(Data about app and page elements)

=== Begin Enclosure ===

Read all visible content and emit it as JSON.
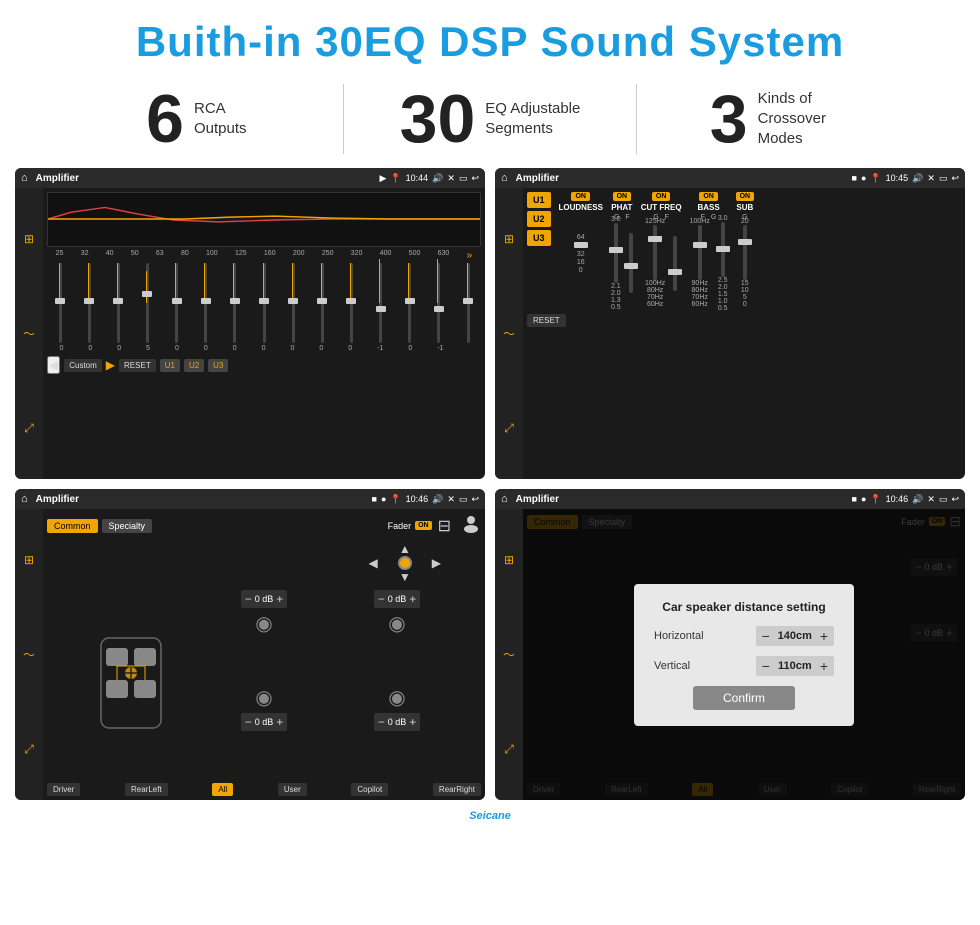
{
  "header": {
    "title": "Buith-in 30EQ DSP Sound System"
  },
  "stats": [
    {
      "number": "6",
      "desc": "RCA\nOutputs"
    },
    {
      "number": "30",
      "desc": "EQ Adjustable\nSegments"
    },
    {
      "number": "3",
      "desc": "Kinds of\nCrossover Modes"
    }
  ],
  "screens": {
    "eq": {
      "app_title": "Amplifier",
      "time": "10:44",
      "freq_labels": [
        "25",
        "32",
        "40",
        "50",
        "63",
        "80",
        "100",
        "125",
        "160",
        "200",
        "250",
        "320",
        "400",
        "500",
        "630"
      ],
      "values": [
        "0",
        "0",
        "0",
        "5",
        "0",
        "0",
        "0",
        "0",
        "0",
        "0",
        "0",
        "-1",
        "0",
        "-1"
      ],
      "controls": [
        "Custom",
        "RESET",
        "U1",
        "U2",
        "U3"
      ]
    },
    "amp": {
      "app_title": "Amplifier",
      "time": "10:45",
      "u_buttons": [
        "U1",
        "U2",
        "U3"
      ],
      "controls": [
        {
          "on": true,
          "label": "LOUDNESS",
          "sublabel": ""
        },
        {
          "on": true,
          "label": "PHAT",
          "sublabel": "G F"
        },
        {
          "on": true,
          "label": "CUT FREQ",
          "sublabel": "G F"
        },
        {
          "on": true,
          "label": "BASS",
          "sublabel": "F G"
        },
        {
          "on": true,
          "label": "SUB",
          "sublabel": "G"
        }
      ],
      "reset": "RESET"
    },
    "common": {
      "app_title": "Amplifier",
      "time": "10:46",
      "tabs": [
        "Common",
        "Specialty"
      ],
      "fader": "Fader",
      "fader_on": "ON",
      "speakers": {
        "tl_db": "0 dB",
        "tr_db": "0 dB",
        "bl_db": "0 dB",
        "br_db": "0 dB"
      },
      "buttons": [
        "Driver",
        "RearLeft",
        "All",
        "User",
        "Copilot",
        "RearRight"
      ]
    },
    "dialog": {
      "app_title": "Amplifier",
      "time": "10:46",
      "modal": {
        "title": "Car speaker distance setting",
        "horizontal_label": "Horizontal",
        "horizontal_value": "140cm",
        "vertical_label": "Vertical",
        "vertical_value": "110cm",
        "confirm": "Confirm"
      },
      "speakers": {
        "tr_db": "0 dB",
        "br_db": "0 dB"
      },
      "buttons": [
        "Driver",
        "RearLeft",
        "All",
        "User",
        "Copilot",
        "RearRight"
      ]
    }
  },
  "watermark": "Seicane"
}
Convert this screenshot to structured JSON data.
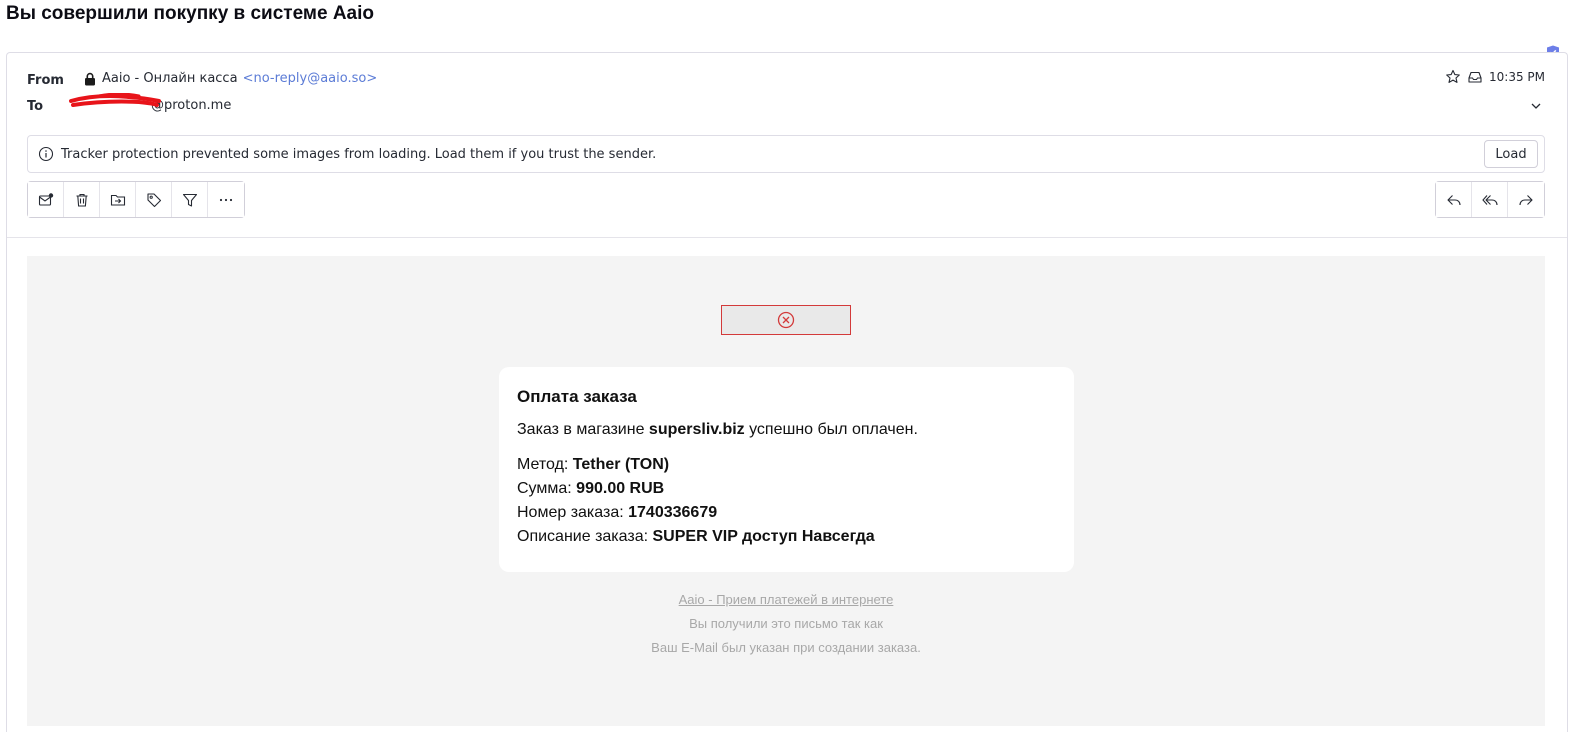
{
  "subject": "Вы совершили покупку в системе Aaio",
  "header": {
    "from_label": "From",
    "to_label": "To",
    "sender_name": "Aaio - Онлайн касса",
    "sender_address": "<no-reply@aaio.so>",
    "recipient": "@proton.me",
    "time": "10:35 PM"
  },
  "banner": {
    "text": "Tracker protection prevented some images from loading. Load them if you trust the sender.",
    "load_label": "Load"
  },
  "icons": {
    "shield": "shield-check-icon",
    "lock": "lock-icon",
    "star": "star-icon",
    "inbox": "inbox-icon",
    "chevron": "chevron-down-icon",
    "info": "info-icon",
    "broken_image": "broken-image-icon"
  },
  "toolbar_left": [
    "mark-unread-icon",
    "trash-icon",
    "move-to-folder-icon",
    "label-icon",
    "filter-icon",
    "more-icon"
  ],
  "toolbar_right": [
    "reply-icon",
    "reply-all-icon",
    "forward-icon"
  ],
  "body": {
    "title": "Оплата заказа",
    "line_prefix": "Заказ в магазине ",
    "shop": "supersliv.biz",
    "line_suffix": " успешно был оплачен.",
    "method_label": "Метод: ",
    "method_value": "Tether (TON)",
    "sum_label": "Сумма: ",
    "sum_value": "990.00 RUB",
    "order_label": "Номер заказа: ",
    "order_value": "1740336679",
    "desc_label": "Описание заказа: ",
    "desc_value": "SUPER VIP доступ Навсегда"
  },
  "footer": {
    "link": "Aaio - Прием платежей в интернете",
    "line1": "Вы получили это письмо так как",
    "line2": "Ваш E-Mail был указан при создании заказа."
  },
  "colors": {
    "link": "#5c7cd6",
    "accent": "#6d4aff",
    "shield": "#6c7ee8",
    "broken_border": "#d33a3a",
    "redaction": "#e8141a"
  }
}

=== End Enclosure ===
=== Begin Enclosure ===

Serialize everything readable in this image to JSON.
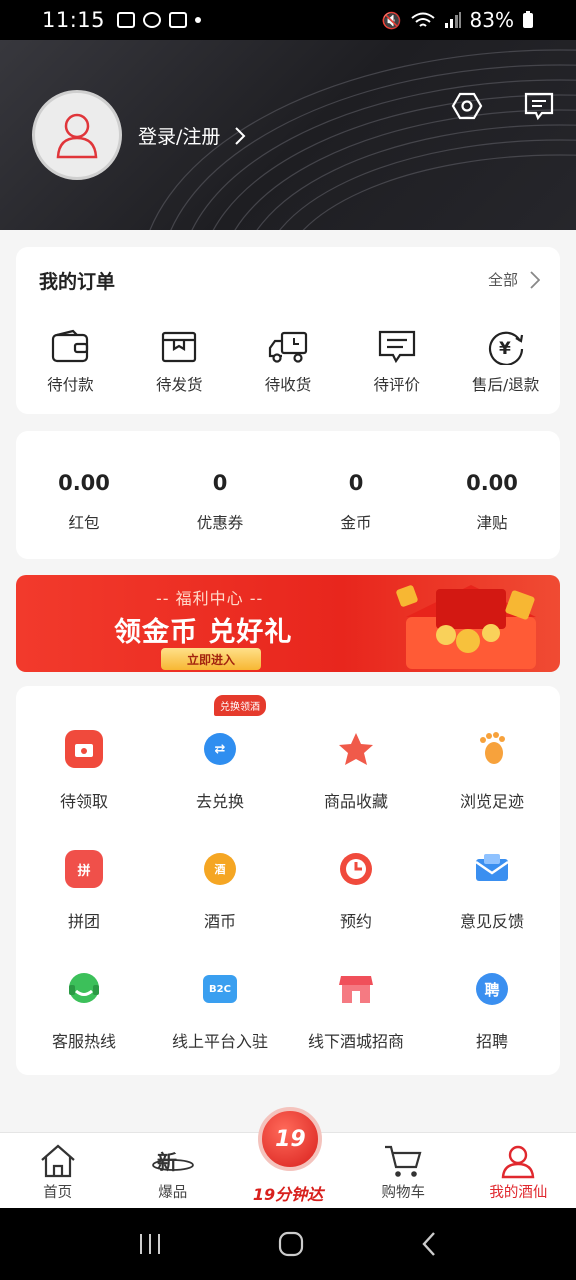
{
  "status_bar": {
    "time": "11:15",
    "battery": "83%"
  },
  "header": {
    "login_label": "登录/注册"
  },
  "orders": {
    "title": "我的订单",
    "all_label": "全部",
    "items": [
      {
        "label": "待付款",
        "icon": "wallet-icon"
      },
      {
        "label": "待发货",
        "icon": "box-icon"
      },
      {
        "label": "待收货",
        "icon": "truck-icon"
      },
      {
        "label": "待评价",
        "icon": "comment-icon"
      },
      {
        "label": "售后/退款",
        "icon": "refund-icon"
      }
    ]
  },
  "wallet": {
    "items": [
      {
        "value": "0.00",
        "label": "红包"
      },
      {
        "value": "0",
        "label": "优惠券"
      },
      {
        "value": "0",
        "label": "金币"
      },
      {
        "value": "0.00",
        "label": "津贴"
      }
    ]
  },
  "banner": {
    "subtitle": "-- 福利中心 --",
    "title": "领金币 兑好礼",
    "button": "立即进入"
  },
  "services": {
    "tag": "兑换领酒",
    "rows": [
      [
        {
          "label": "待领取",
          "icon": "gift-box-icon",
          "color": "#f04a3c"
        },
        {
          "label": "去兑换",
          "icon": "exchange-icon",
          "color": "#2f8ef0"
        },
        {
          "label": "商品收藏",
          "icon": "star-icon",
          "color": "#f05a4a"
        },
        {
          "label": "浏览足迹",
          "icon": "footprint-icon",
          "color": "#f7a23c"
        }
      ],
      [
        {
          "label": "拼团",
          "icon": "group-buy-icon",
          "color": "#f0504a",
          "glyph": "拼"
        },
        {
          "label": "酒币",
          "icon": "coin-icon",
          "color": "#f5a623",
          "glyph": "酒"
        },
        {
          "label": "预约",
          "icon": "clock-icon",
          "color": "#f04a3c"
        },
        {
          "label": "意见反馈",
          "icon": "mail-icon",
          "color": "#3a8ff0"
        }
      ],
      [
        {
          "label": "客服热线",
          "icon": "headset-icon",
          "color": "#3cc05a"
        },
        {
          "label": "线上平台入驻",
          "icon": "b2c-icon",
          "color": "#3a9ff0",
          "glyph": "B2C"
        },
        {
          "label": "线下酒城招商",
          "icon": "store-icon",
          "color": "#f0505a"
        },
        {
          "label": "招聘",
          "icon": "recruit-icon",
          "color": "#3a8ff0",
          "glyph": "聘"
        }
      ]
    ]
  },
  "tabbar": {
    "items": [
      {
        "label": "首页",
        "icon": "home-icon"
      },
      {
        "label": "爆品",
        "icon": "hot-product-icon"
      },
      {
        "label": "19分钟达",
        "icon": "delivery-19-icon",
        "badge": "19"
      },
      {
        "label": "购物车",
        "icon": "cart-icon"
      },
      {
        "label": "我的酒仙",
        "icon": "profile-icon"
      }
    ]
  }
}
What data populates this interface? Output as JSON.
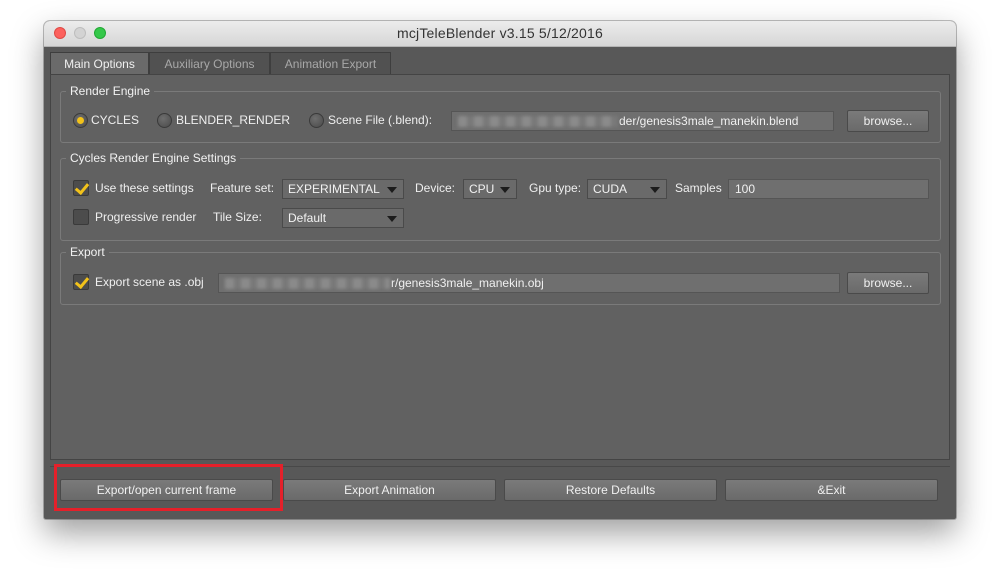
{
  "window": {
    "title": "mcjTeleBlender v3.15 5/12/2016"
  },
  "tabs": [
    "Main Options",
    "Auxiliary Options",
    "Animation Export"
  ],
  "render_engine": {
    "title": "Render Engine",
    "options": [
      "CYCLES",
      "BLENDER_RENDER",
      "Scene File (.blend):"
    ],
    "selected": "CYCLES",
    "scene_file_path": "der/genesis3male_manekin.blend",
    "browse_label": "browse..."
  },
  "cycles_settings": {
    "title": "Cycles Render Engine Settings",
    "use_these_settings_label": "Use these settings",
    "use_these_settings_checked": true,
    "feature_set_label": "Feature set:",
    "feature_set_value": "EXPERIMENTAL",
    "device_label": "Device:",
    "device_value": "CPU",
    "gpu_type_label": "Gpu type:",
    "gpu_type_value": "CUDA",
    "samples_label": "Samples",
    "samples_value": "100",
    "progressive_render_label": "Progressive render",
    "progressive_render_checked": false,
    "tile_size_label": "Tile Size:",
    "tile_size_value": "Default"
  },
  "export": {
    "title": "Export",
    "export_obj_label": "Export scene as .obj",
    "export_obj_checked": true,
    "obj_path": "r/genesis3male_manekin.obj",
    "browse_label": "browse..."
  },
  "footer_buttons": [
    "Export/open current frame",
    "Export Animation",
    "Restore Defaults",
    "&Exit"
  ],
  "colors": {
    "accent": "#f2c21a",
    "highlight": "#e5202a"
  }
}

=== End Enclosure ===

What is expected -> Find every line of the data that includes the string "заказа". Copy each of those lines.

Response box ->
    "title": "Оплата заказа",
    "order_label": "Номер заказа: ",
    "desc_label": "Описание заказа: ",
    "line2": "Ваш E-Mail был указан при создании заказа."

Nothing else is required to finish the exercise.